The exalted Jesus participates in God’s unique sovereignty over all things.
At a very early stage, which is presupposed and reflected in all the New Testament writings, early Christians understood Jesus to have been exalted after his death to the throne of God in the highest heaven. There, seated with God on God’s throne, Jesus exercises or participates in God’s unique sovereignty over the whole cosmos. This decisive step of understanding a human being to be participating now in the unique divine sovereignty over the cosmos was unprecedented. The principal angels and exalted patriarchs of Second Temple.
Jewish literature provide no precedent. It is this radical novelty which leads to all the other exalted christological claims of the New Testament texts.

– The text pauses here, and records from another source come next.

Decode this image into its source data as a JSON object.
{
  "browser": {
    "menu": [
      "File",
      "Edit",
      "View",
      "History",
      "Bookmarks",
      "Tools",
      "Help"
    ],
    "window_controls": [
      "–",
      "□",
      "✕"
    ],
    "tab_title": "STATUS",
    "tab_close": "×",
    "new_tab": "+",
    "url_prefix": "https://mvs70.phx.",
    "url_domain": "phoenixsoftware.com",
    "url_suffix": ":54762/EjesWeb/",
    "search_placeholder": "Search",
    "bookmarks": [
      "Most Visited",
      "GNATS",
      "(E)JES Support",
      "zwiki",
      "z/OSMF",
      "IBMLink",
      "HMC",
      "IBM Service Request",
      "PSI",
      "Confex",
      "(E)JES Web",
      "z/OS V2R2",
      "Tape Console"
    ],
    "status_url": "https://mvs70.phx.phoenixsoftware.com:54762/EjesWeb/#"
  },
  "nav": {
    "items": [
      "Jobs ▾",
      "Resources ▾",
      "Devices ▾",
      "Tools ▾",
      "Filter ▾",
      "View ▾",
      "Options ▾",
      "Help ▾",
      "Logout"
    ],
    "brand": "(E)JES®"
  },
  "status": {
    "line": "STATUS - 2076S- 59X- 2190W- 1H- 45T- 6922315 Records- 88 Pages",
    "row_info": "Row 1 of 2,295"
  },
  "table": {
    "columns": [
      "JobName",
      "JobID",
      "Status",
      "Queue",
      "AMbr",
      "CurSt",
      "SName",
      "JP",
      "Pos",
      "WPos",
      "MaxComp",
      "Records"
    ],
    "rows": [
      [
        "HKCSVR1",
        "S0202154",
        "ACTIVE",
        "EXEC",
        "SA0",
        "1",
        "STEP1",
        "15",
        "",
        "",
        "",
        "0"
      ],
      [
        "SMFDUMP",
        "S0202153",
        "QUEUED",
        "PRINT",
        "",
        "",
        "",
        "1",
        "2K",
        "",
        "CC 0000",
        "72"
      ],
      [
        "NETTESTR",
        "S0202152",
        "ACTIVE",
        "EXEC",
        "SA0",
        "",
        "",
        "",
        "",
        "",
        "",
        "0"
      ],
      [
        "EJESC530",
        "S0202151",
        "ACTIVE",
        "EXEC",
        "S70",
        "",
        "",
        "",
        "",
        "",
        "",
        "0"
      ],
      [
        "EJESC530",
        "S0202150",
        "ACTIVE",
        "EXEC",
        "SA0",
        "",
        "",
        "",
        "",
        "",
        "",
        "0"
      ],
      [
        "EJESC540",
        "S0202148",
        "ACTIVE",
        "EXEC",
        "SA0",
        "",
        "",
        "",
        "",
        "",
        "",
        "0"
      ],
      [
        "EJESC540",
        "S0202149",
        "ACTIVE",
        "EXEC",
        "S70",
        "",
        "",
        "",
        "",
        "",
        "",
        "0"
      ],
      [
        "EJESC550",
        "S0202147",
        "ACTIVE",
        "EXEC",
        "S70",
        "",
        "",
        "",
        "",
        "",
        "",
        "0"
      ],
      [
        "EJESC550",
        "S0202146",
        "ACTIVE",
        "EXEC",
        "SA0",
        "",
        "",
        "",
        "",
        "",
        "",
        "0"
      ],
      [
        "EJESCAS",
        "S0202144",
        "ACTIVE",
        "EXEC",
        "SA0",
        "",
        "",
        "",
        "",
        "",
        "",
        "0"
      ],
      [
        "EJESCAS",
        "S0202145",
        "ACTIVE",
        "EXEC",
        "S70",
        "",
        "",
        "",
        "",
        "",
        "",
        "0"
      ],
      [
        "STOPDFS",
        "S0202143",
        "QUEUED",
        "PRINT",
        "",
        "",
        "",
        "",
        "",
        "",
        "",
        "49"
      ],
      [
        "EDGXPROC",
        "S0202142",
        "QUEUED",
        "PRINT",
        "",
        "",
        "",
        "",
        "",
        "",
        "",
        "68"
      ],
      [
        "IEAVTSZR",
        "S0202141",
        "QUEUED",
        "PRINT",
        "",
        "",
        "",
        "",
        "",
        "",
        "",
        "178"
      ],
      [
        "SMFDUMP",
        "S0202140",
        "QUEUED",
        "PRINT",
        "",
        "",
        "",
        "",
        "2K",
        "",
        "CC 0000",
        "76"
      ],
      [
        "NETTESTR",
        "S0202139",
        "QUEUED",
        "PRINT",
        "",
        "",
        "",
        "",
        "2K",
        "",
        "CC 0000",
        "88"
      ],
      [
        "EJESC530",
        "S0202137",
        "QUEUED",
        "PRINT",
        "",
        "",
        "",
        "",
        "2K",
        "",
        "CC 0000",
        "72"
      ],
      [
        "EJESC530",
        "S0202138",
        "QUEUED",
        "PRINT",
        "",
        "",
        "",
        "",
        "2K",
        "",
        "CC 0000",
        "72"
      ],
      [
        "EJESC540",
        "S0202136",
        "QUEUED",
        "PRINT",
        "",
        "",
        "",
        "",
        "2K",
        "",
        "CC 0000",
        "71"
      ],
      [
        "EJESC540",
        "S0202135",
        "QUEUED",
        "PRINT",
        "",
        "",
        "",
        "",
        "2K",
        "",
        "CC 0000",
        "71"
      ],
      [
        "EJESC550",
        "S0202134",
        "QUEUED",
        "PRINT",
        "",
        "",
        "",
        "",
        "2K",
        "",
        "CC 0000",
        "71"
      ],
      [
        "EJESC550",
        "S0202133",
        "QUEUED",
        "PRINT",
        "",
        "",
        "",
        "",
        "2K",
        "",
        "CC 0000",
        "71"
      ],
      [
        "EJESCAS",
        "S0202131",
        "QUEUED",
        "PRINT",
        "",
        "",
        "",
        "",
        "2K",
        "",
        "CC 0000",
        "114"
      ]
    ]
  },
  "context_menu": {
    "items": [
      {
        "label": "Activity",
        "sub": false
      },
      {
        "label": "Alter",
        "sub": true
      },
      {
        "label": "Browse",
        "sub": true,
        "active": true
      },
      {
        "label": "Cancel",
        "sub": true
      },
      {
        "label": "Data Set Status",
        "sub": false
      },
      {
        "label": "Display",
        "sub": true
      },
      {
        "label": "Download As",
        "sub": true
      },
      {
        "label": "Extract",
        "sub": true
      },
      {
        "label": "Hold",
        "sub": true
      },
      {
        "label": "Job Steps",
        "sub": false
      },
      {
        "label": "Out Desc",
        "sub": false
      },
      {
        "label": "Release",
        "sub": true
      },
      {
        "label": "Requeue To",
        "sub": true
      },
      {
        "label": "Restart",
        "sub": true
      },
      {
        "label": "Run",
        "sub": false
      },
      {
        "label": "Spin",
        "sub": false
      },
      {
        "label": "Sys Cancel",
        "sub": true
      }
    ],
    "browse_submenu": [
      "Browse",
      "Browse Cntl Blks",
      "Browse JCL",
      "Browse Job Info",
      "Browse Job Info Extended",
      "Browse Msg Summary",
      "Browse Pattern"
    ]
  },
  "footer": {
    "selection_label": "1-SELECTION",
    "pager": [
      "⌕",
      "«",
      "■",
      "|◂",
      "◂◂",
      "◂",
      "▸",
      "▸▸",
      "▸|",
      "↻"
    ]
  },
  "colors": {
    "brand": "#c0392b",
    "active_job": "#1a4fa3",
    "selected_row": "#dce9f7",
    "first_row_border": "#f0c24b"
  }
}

But, although a novelty, its meaning depends upon the Jewish monotheistic conceptual context in which the early Christians believed it. Because the unique sovereignty of God over all things was precisely one of the two major features which characterized the unique identity of God in distinction from all other reality, this confession of Jesus reigning on the divine throne was precisely a recognition of his inclusion in the unique divine identity, himself decisively distinguished, as God himself is, from any exalted heavenly servant of God.
(Richard J. Bauckham, God Crucified: Monotheism and Christology in the New Testament, Kindle Location 302-309)